### Directions for this task
Give the data a second time, exactly and in full.

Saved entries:

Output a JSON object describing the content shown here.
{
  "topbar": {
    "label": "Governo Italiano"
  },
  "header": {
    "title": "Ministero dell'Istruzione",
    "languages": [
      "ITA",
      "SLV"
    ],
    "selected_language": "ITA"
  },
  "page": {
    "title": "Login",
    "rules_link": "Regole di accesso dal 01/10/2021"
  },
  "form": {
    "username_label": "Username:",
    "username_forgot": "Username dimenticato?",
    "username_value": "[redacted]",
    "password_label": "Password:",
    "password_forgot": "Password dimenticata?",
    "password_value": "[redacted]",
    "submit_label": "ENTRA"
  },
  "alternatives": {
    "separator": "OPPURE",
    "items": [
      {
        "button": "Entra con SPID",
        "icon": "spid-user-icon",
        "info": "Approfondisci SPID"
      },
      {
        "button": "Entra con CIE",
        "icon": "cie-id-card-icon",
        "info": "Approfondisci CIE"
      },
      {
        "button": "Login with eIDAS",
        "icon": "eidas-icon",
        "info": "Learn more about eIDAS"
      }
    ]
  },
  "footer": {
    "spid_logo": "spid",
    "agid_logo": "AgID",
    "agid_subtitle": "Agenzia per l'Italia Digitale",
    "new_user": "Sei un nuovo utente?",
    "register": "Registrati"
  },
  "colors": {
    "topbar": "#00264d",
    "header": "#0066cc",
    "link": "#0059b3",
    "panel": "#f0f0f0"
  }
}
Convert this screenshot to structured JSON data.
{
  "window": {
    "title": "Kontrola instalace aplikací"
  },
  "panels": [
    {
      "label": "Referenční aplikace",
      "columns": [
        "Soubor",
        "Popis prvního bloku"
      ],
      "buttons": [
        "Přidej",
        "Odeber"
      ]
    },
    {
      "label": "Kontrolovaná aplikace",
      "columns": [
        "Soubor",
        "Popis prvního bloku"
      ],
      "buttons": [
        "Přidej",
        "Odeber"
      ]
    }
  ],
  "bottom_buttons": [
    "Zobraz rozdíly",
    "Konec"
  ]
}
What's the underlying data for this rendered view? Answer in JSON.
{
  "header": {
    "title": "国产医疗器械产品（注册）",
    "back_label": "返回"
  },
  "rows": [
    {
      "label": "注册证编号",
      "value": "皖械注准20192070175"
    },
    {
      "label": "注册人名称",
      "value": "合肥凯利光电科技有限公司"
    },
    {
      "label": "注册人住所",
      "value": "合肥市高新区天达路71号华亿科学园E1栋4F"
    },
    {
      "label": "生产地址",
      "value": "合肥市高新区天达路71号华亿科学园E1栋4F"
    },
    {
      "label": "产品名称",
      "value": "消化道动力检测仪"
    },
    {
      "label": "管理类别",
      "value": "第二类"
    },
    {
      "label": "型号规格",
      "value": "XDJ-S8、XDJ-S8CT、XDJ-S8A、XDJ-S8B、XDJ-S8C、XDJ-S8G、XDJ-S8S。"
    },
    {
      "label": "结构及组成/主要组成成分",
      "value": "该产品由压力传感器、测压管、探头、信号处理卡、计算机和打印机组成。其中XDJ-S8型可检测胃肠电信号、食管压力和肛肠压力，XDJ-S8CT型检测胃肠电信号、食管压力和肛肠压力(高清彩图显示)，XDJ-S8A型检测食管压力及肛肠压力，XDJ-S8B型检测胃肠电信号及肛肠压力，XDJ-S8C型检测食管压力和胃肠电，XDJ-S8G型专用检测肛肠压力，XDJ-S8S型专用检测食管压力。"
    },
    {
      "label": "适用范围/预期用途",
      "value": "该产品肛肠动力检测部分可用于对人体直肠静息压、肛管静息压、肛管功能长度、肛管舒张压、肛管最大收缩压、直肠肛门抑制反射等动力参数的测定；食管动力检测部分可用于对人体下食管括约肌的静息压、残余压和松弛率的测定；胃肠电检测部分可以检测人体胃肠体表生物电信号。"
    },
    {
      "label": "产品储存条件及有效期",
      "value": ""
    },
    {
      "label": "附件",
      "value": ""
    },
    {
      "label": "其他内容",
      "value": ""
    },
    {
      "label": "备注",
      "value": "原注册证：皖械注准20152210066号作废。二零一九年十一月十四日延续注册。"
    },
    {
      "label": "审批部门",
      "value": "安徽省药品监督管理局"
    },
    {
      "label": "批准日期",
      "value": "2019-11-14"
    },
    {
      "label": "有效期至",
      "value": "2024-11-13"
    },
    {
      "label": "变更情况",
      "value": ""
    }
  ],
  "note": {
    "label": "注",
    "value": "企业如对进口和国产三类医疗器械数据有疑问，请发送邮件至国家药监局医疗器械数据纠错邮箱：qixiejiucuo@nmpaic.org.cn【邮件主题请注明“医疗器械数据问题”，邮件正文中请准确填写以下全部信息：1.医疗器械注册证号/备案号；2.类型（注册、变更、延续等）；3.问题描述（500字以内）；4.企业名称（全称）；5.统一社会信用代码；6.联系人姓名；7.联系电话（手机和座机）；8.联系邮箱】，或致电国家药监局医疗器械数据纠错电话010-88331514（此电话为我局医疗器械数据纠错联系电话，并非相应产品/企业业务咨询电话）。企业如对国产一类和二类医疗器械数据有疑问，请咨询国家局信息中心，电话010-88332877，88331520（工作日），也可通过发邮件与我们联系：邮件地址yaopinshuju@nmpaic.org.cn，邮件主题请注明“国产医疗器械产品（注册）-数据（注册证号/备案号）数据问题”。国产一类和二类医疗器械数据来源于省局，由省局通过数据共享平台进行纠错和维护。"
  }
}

### Answer to the problem
Output a JSON object describing the content shown here.
{
  "topbar": {
    "label": "Governo Italiano"
  },
  "header": {
    "title": "Ministero dell'Istruzione",
    "languages": [
      "ITA",
      "SLV"
    ],
    "selected_language": "ITA"
  },
  "page": {
    "title": "Login",
    "rules_link": "Regole di accesso dal 01/10/2021"
  },
  "form": {
    "username_label": "Username:",
    "username_forgot": "Username dimenticato?",
    "username_value": "[redacted]",
    "password_label": "Password:",
    "password_forgot": "Password dimenticata?",
    "password_value": "[redacted]",
    "submit_label": "ENTRA"
  },
  "alternatives": {
    "separator": "OPPURE",
    "items": [
      {
        "button": "Entra con SPID",
        "icon": "spid-user-icon",
        "info": "Approfondisci SPID"
      },
      {
        "button": "Entra con CIE",
        "icon": "cie-id-card-icon",
        "info": "Approfondisci CIE"
      },
      {
        "button": "Login with eIDAS",
        "icon": "eidas-icon",
        "info": "Learn more about eIDAS"
      }
    ]
  },
  "footer": {
    "spid_logo": "spid",
    "agid_logo": "AgID",
    "agid_subtitle": "Agenzia per l'Italia Digitale",
    "new_user": "Sei un nuovo utente?",
    "register": "Registrati"
  },
  "colors": {
    "topbar": "#00264d",
    "header": "#0066cc",
    "link": "#0059b3",
    "panel": "#f0f0f0"
  }
}
Convert this screenshot to structured JSON data.
{
  "window": {
    "title": "Kontrola instalace aplikací"
  },
  "panels": [
    {
      "label": "Referenční aplikace",
      "columns": [
        "Soubor",
        "Popis prvního bloku"
      ],
      "buttons": [
        "Přidej",
        "Odeber"
      ]
    },
    {
      "label": "Kontrolovaná aplikace",
      "columns": [
        "Soubor",
        "Popis prvního bloku"
      ],
      "buttons": [
        "Přidej",
        "Odeber"
      ]
    }
  ],
  "bottom_buttons": [
    "Zobraz rozdíly",
    "Konec"
  ]
}
What's the underlying data for this rendered view? Answer in JSON.
{
  "header": {
    "title": "国产医疗器械产品（注册）",
    "back_label": "返回"
  },
  "rows": [
    {
      "label": "注册证编号",
      "value": "皖械注准20192070175"
    },
    {
      "label": "注册人名称",
      "value": "合肥凯利光电科技有限公司"
    },
    {
      "label": "注册人住所",
      "value": "合肥市高新区天达路71号华亿科学园E1栋4F"
    },
    {
      "label": "生产地址",
      "value": "合肥市高新区天达路71号华亿科学园E1栋4F"
    },
    {
      "label": "产品名称",
      "value": "消化道动力检测仪"
    },
    {
      "label": "管理类别",
      "value": "第二类"
    },
    {
      "label": "型号规格",
      "value": "XDJ-S8、XDJ-S8CT、XDJ-S8A、XDJ-S8B、XDJ-S8C、XDJ-S8G、XDJ-S8S。"
    },
    {
      "label": "结构及组成/主要组成成分",
      "value": "该产品由压力传感器、测压管、探头、信号处理卡、计算机和打印机组成。其中XDJ-S8型可检测胃肠电信号、食管压力和肛肠压力，XDJ-S8CT型检测胃肠电信号、食管压力和肛肠压力(高清彩图显示)，XDJ-S8A型检测食管压力及肛肠压力，XDJ-S8B型检测胃肠电信号及肛肠压力，XDJ-S8C型检测食管压力和胃肠电，XDJ-S8G型专用检测肛肠压力，XDJ-S8S型专用检测食管压力。"
    },
    {
      "label": "适用范围/预期用途",
      "value": "该产品肛肠动力检测部分可用于对人体直肠静息压、肛管静息压、肛管功能长度、肛管舒张压、肛管最大收缩压、直肠肛门抑制反射等动力参数的测定；食管动力检测部分可用于对人体下食管括约肌的静息压、残余压和松弛率的测定；胃肠电检测部分可以检测人体胃肠体表生物电信号。"
    },
    {
      "label": "产品储存条件及有效期",
      "value": ""
    },
    {
      "label": "附件",
      "value": ""
    },
    {
      "label": "其他内容",
      "value": ""
    },
    {
      "label": "备注",
      "value": "原注册证：皖械注准20152210066号作废。二零一九年十一月十四日延续注册。"
    },
    {
      "label": "审批部门",
      "value": "安徽省药品监督管理局"
    },
    {
      "label": "批准日期",
      "value": "2019-11-14"
    },
    {
      "label": "有效期至",
      "value": "2024-11-13"
    },
    {
      "label": "变更情况",
      "value": ""
    }
  ],
  "note": {
    "label": "注",
    "value": "企业如对进口和国产三类医疗器械数据有疑问，请发送邮件至国家药监局医疗器械数据纠错邮箱：qixiejiucuo@nmpaic.org.cn【邮件主题请注明“医疗器械数据问题”，邮件正文中请准确填写以下全部信息：1.医疗器械注册证号/备案号；2.类型（注册、变更、延续等）；3.问题描述（500字以内）；4.企业名称（全称）；5.统一社会信用代码；6.联系人姓名；7.联系电话（手机和座机）；8.联系邮箱】，或致电国家药监局医疗器械数据纠错电话010-88331514（此电话为我局医疗器械数据纠错联系电话，并非相应产品/企业业务咨询电话）。企业如对国产一类和二类医疗器械数据有疑问，请咨询国家局信息中心，电话010-88332877，88331520（工作日），也可通过发邮件与我们联系：邮件地址yaopinshuju@nmpaic.org.cn，邮件主题请注明“国产医疗器械产品（注册）-数据（注册证号/备案号）数据问题”。国产一类和二类医疗器械数据来源于省局，由省局通过数据共享平台进行纠错和维护。"
  }
}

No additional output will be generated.